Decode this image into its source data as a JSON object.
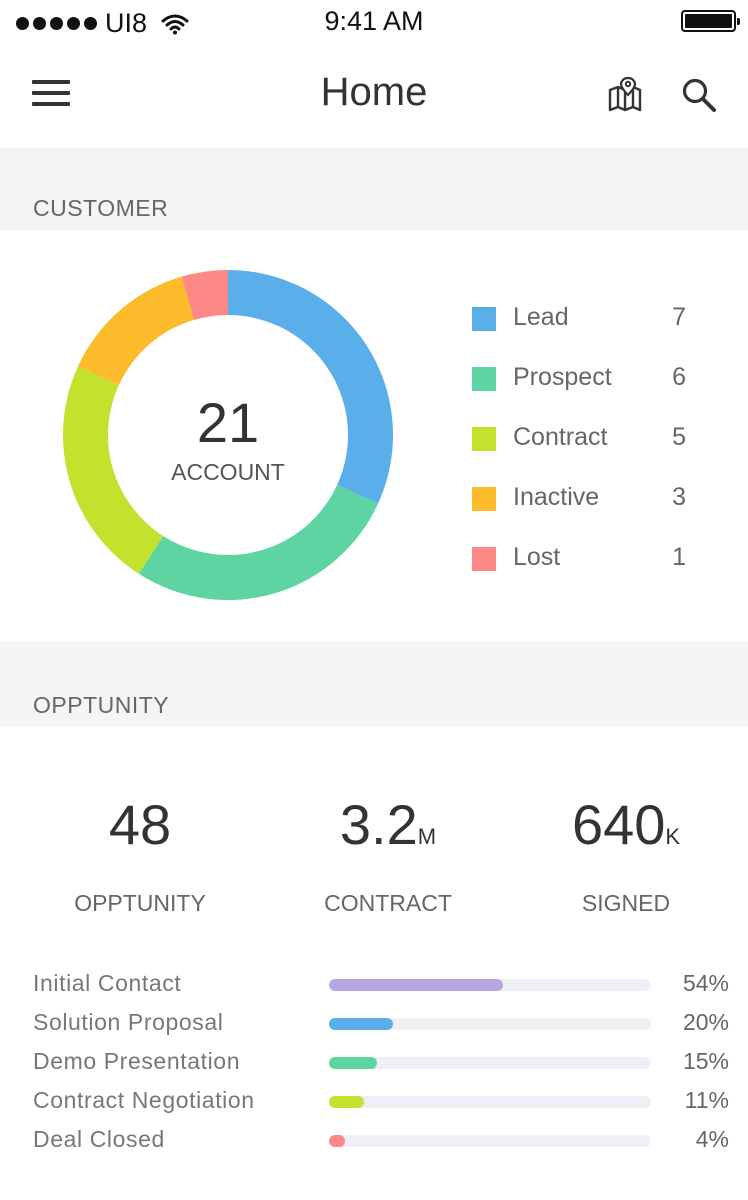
{
  "status_bar": {
    "carrier": "UI8",
    "time": "9:41 AM"
  },
  "nav": {
    "title": "Home",
    "menu_icon": "hamburger-menu-icon",
    "map_icon": "map-pin-icon",
    "search_icon": "search-icon"
  },
  "customer": {
    "section_title": "CUSTOMER",
    "total": "21",
    "total_label": "ACCOUNT",
    "segments": [
      {
        "label": "Lead",
        "count": "7",
        "value": 7,
        "color": "#5aaeea"
      },
      {
        "label": "Prospect",
        "count": "6",
        "value": 6,
        "color": "#5dd4a2"
      },
      {
        "label": "Contract",
        "count": "5",
        "value": 5,
        "color": "#c2e22e"
      },
      {
        "label": "Inactive",
        "count": "3",
        "value": 3,
        "color": "#fbbb2a"
      },
      {
        "label": "Lost",
        "count": "1",
        "value": 1,
        "color": "#fd8987"
      }
    ]
  },
  "opportunity": {
    "section_title": "OPPTUNITY",
    "stats": [
      {
        "value": "48",
        "unit": "",
        "label": "OPPTUNITY"
      },
      {
        "value": "3.2",
        "unit": "M",
        "label": "CONTRACT"
      },
      {
        "value": "640",
        "unit": "K",
        "label": "SIGNED"
      }
    ],
    "stages": [
      {
        "label": "Initial Contact",
        "pct_text": "54%",
        "fraction": 0.54,
        "color": "#b8a6e0"
      },
      {
        "label": "Solution Proposal",
        "pct_text": "20%",
        "fraction": 0.2,
        "color": "#5aaeea"
      },
      {
        "label": "Demo Presentation",
        "pct_text": "15%",
        "fraction": 0.15,
        "color": "#5dd4a2"
      },
      {
        "label": "Contract Negotiation",
        "pct_text": "11%",
        "fraction": 0.11,
        "color": "#c2e22e"
      },
      {
        "label": "Deal Closed",
        "pct_text": "4%",
        "fraction": 0.04,
        "color": "#fd8987"
      }
    ]
  }
}
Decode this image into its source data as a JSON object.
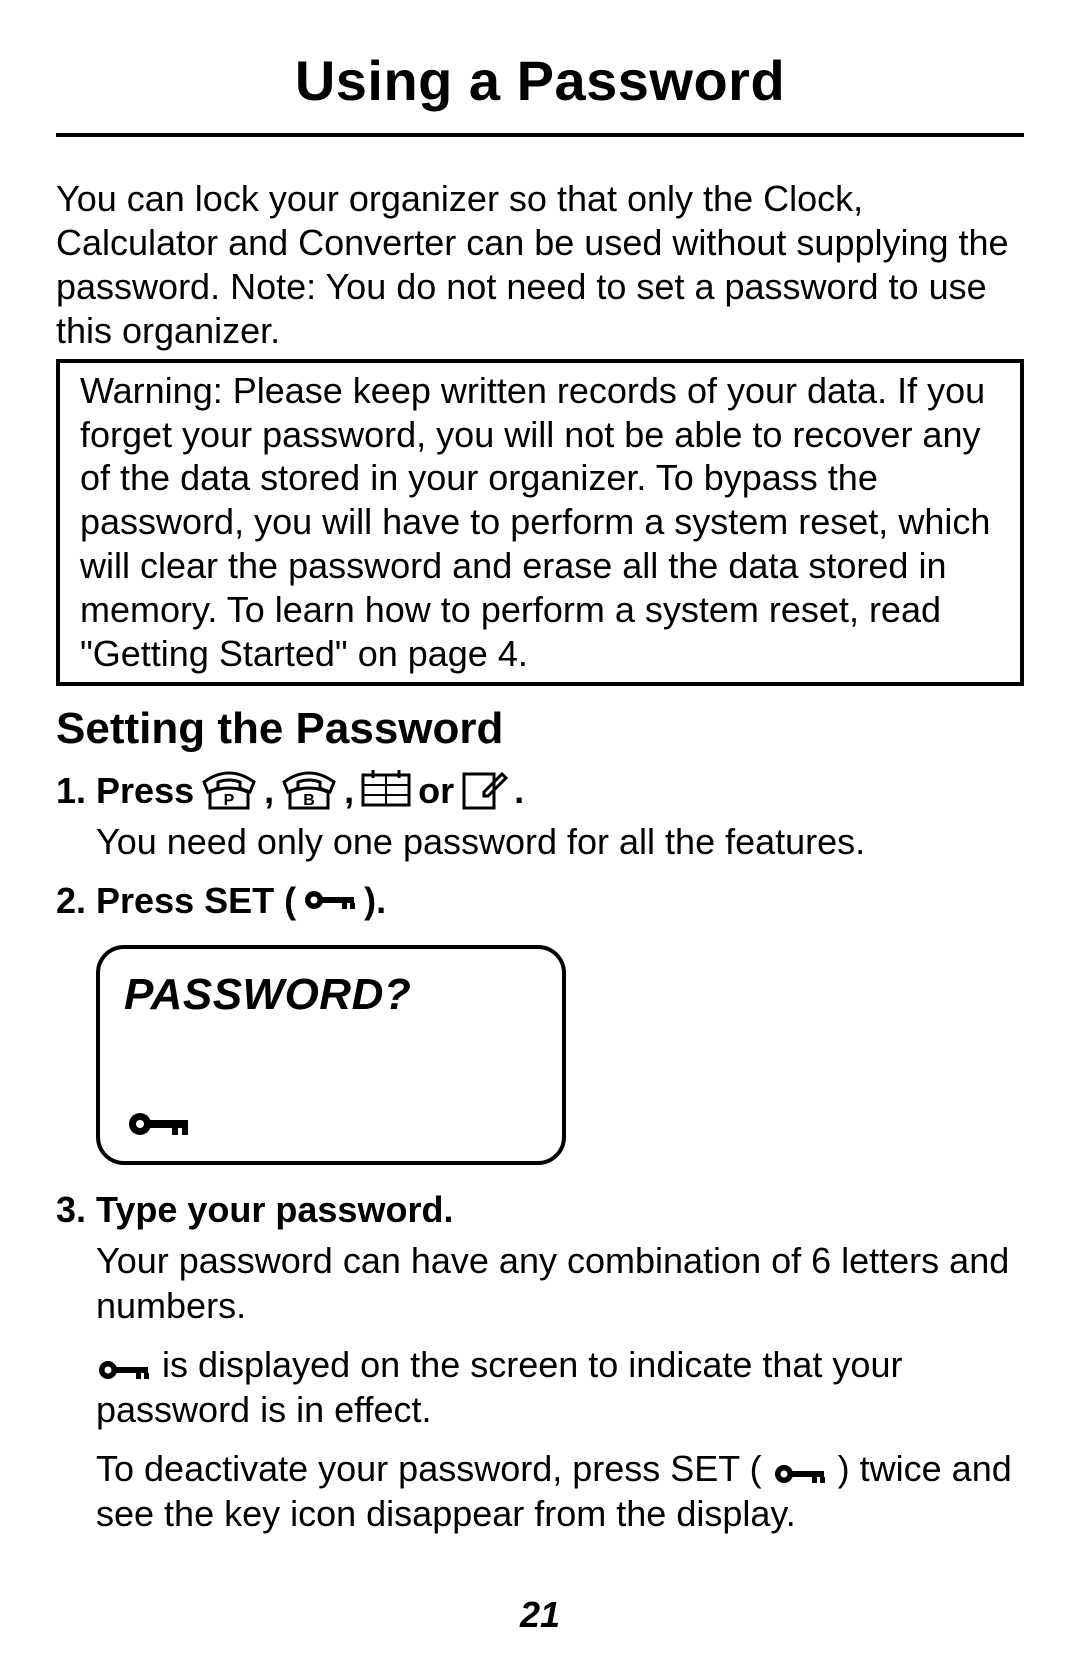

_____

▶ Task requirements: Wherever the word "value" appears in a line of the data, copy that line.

▶ The completed task:
        "value": 7,
        "value": 6,
        "value": 5,
        "value": 3,
        "value": 1,
        "value": "48",
        "value": "3.2",
        "value": "640",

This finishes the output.